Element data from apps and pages
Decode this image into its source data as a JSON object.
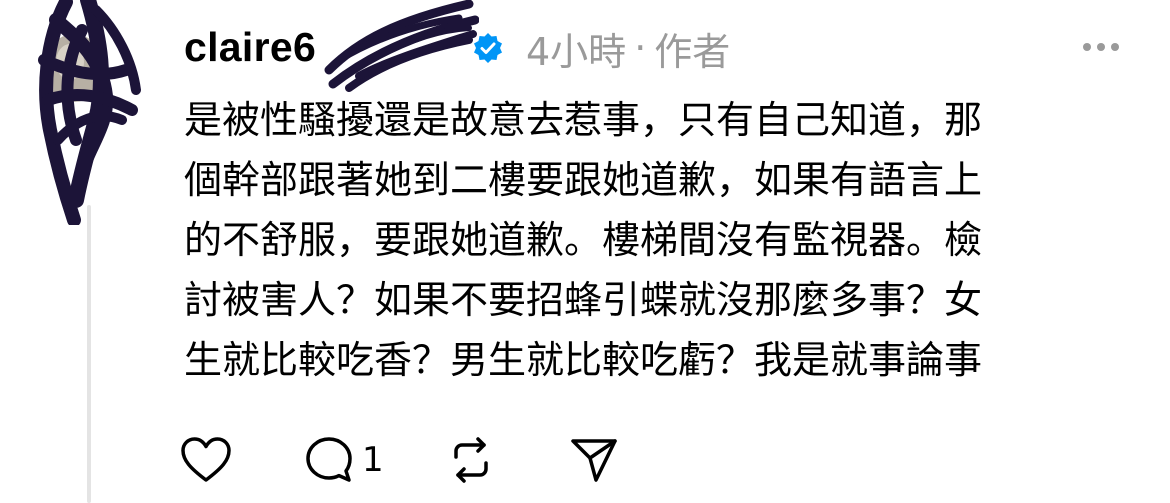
{
  "post": {
    "username": "claire6",
    "time": "4小時",
    "separator": "·",
    "author_label": "作者",
    "comment_lines": [
      "是被性騷擾還是故意去惹事，只有自己知道，那",
      "個幹部跟著她到二樓要跟她道歉，如果有語言上",
      "的不舒服，要跟她道歉。樓梯間沒有監視器。檢",
      "討被害人？如果不要招蜂引蝶就沒那麼多事？女",
      "生就比較吃香？男生就比較吃虧？我是就事論事"
    ]
  },
  "actions": {
    "like_icon": "heart-icon",
    "reply_icon": "comment-bubble-icon",
    "reply_count": "1",
    "repost_icon": "repost-icon",
    "share_icon": "paper-plane-icon"
  },
  "colors": {
    "verified": "#0095f6",
    "meta_text": "#9a9a9a",
    "scribble": "#1c1438",
    "thread_line": "#e4e4e4"
  }
}
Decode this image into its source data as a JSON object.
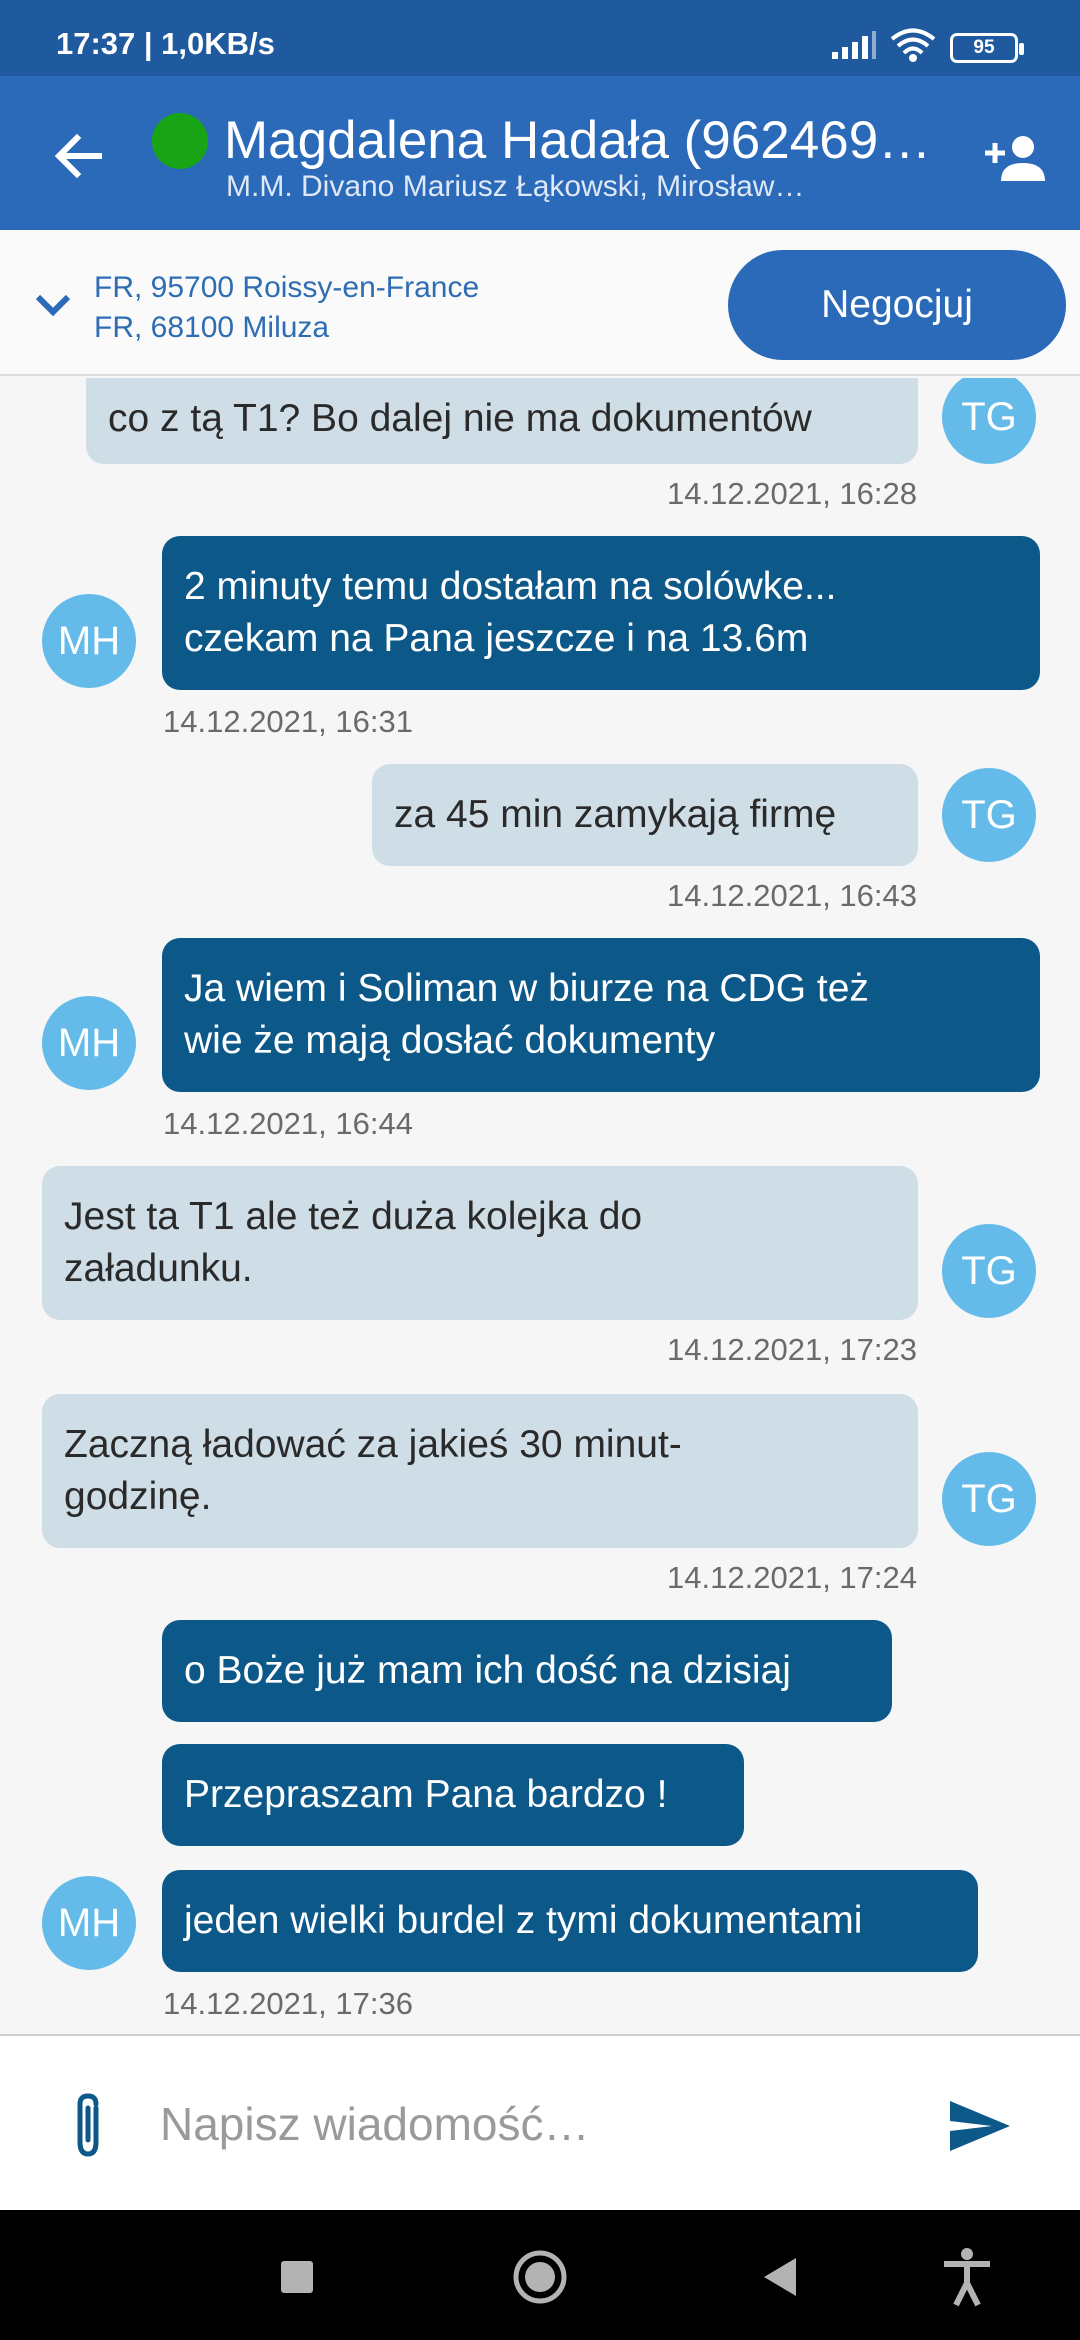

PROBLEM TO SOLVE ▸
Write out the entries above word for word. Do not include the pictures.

TASK ANSWER ▸
Decode this image into its source data as a JSON object.
{
  "post": {
    "username": "claire6",
    "time": "4小時",
    "separator": "·",
    "author_label": "作者",
    "comment_lines": [
      "是被性騷擾還是故意去惹事，只有自己知道，那",
      "個幹部跟著她到二樓要跟她道歉，如果有語言上",
      "的不舒服，要跟她道歉。樓梯間沒有監視器。檢",
      "討被害人？如果不要招蜂引蝶就沒那麼多事？女",
      "生就比較吃香？男生就比較吃虧？我是就事論事"
    ]
  },
  "actions": {
    "like_icon": "heart-icon",
    "reply_icon": "comment-bubble-icon",
    "reply_count": "1",
    "repost_icon": "repost-icon",
    "share_icon": "paper-plane-icon"
  },
  "colors": {
    "verified": "#0095f6",
    "meta_text": "#9a9a9a",
    "scribble": "#1c1438",
    "thread_line": "#e4e4e4"
  }
}
Decode this image into its source data as a JSON object.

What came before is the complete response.